Jen Light’s eclectic interests span the history of science and technology in America over the past 150 years. She is the author of three books as well as articles and essays covering topics from female programming pioneers, to early attempts to organize smart cities, to the racial implications of algorithmic thinking in federal housing policy, to the history of youth political media production, to the uptake of scientific and technical ideas and innovations across other fields. Professor Light is especially fascinated by smart peoples’ bad ideas: efforts by well-intentioned scientists and engineers to apply scientific methods and technological tools to solve social and political problems—and how the history of their failures can inform contemporary scientific and engineering practice.
Her current research focuses on the institutionalization of physical education in American schools from the 1820s to the 1920s. She is exploring how early plans for PE as a mind-body field lost out to the “gym class” that still predominates today–and how this forgotten history can inspire novel directions for bringing physicality into education in the 2020s and beyond.
Light holds degrees from Harvard University and the University of Cambridge. She has been a member of the Institute for Advanced Study and the Derek Brewer Visiting Fellow at Emmanuel College, University of Cambridge. Her work has been supported by the Graham Foundation for Advanced Studies in the Fine Arts and the Andrew W. Mellon Foundation, and awarded the Catherine Bauer Wurster Prize from the Society for American City and Regional Planning History and an honorary doctorate from the Illinois Institute of Technology. In recognition of her contributions to computing history Professor Light was named a Senior Research Fellow at the Charles Babbage Institute (2019-2022). Light serves on the editorial boards IEEE Annals of the History of Computing; Information and Culture; Historical Studies in the Natural Sciences; and Journal of Urban History.

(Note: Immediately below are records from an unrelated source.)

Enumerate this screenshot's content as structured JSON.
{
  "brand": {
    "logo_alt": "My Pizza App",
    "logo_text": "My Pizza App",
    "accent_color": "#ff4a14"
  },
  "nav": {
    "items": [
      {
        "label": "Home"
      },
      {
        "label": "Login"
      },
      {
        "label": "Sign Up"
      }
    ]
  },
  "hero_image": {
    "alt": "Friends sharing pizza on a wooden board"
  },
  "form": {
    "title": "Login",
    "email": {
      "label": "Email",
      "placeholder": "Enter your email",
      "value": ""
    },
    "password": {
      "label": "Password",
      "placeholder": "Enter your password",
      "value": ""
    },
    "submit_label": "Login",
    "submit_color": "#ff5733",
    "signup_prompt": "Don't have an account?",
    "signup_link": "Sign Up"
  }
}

Professor Light was previously on the faculty of the School of Communication and the Departments of History and Sociology at Northwestern University.
Introduction to the History of Technology
Histories of Communication, Information, and Computing Technologies